The Miles Davis original, “The Mask” is unique in that it was likely conceived, recorded, and quickly added to the live set as an outlet for the working band’s freeform exploration. Recorded in a June 4, 1970 session, the tune was laid to tape in two parts, the first a completely unstructured improvisation (the closest Miles would ever get to “free jazz”), the second part a swirling wash of multiple keyboards, percussionists, guitar, sax and trumpet underpinned with a walking bassline and a sublime, slow groove from Jack DeJohnette.Continue reading “Paraphernalia Volume 1: “The Mask” Megamix”
1970 wasn’t just a pivotal year in the Miles Davis electric timeline – it was a universe away from what the quintet was up to just 4 months prior. Three main factors contributed to the drastic change in tone: Dave Holland switched over to electric bass, Chick Corea began running the Fender Rhodes signal through both an Oberheim ring modulator and Echoplex tape delay, and Brazilian percussionist extraordinaire Airto Moreira joined the live lineup. The effect was stunning: a deeper, harder, more complex groove, and a sonic palette that would blow the minds of the headiest psychedelic warrior.
As if those changes weren’t significant enough to mark a clear change in direction, Miles added John McLaughlin on guitar for this February date at the Ann Arbor Blues & Jazz Festival.

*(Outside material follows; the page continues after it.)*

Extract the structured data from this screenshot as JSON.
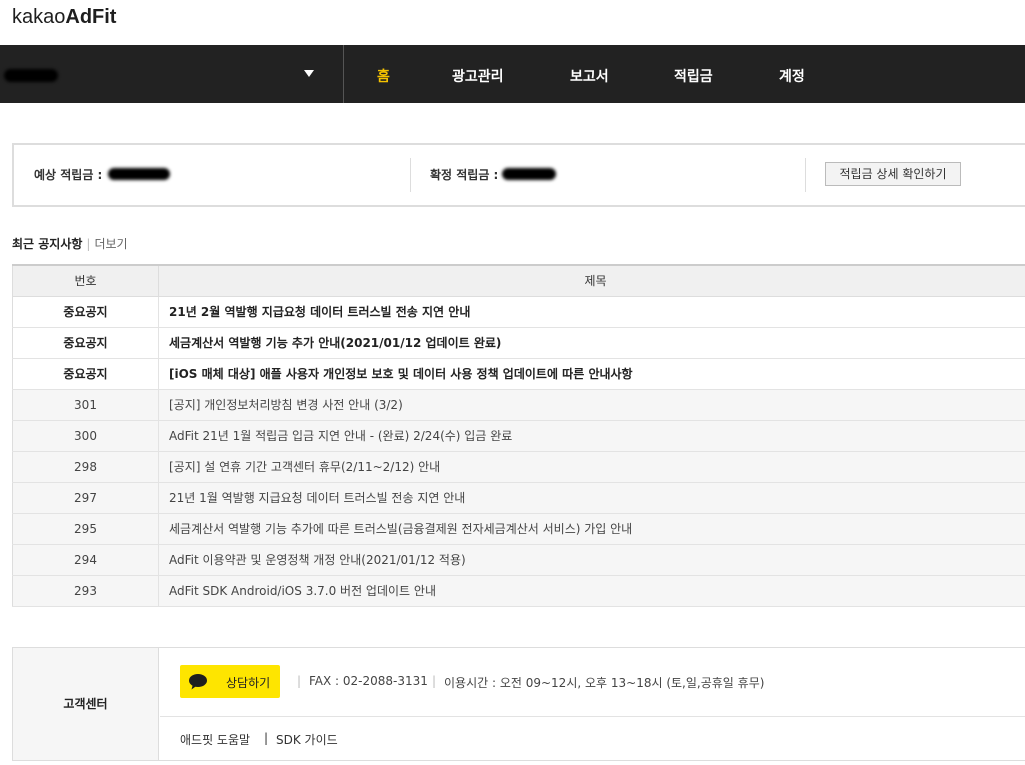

Though the soundboard tape trims “Directions” from the start of the set and the mix is pretty out of whack (“Sanctuary”, “Bitches Brew” and “Masqualero” peak out severely, so watch your headphone volume), the performance is as incredible as you’d expect.Continue reading “2.21.1970 Ann Arbor”